Western Civilization Language

Western Civilization Language. The term “Western” is often used in contrast to Asian, African, Native American or Arab nations. Western civilization is a term used to refer to the cultures of the people of European origin and their descendants. It comprises the broad heritage of social norms, ethical values, languages, traditional customs such as religious beliefs and specific artifacts and technologies as shared within the western sphere of interest. The history of written language began almost 6,000 years ago in the small villages of Mesopotamia.

This first written language was called Cuneiform, depicted in the clay tablet above. According to Sumerian history, legend and myth, a man named Oannes introduced this development in the Mesopotamian Valley over 5,000 years ago. Many assume this character was merely a myth or legend of the Sumerians, other believes that he visited Earth from an extraterrestrial source, even others believes that he originated in the mythical Atlantis. Greece was the origin of western civilization that started about 3,000 years ago.

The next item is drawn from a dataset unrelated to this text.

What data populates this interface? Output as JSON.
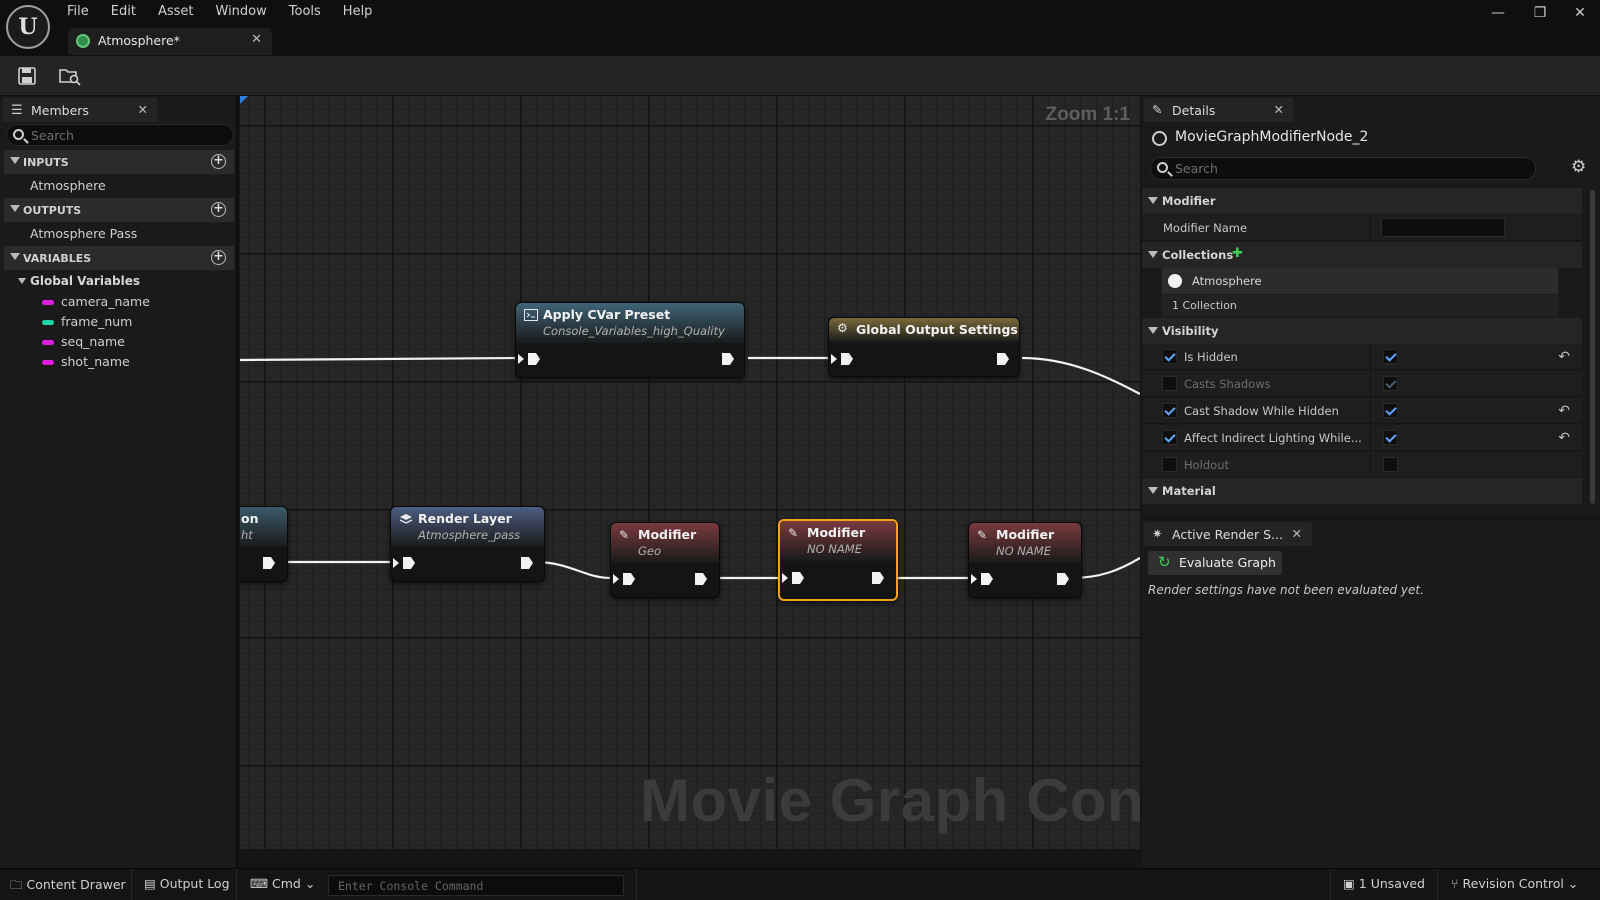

The peak of its glory was around 500 BC, which was the golden age for Athens. After adopting Phoenician graphic-alphabet in 900 BC they employed a vowel system and added six more letters to make it a 24 letter alphabet. Earlier, was pronounced as ‘b. ’ Now in Modern Greek it is pronounced as ‘v. ’ It took a long time to develop the letters. There were many Greek dialects and there were certain differences in their style of writing. Lastly the Ionian style of lettering was adopted in general and after 400 BC the letters became uniform.